BEGIN EXERCISE DATA
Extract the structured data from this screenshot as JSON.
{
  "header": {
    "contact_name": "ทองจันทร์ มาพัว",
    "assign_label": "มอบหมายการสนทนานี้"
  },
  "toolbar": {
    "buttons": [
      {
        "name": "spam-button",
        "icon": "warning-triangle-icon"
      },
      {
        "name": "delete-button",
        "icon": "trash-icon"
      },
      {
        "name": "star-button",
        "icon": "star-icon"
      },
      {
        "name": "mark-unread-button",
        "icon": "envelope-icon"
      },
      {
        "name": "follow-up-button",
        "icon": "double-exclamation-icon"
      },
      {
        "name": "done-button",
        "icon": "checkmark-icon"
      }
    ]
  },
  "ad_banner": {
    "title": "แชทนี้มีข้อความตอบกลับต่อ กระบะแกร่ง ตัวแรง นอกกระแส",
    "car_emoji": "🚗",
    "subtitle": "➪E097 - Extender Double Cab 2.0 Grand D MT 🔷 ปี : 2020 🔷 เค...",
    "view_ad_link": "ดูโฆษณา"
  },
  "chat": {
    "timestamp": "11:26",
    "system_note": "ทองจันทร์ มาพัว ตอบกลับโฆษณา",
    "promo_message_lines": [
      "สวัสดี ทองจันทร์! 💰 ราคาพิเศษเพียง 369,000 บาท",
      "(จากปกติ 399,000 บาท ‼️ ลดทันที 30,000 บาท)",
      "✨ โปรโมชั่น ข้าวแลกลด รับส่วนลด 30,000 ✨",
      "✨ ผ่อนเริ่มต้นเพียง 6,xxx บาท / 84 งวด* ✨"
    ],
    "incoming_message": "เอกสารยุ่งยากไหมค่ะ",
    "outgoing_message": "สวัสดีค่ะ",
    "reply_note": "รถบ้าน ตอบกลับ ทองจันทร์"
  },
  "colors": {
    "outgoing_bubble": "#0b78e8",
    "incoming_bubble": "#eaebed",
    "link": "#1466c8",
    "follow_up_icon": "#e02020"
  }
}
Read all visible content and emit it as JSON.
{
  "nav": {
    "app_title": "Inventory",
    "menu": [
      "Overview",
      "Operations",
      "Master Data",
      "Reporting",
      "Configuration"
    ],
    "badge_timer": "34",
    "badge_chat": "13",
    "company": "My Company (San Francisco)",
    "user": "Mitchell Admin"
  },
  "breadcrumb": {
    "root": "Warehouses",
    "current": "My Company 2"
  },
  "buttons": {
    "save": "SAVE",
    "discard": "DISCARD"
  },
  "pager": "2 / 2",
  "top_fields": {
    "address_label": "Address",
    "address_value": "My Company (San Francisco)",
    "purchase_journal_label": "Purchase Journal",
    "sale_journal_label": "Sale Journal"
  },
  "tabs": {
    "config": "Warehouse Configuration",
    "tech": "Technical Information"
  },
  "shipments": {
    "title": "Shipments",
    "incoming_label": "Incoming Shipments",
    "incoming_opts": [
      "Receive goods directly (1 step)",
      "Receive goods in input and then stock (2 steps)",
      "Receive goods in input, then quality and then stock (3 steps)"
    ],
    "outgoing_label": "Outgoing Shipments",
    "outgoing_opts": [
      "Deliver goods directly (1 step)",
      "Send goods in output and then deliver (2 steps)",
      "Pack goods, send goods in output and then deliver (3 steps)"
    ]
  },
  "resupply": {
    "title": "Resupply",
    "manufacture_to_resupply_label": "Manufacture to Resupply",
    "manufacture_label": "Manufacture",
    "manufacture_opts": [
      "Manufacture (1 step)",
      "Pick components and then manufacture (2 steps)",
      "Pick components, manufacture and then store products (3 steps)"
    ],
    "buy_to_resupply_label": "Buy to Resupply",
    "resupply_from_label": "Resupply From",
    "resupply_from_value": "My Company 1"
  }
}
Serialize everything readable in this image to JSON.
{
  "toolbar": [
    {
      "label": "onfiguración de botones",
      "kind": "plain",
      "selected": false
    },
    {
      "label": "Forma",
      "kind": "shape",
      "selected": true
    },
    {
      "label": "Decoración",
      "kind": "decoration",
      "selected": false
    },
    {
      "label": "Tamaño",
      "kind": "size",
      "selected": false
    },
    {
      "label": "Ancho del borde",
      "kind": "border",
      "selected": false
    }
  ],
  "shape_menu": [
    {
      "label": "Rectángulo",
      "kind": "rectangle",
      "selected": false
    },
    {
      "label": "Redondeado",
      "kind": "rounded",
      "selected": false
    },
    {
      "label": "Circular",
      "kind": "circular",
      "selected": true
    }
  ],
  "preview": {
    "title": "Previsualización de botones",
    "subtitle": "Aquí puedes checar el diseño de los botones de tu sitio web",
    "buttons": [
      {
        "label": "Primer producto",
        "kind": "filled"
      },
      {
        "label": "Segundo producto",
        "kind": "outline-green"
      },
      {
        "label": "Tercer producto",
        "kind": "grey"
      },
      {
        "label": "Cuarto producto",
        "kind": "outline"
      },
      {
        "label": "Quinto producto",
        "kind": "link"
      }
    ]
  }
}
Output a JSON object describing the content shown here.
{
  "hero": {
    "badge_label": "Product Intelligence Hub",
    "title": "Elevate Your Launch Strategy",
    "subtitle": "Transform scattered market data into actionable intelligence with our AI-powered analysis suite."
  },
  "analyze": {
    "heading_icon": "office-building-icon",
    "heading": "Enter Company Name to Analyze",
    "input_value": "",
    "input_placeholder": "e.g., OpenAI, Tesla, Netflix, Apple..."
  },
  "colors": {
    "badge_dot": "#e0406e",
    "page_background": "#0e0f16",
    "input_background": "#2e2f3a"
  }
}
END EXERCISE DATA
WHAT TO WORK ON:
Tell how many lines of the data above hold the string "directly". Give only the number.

SOLUTION:
2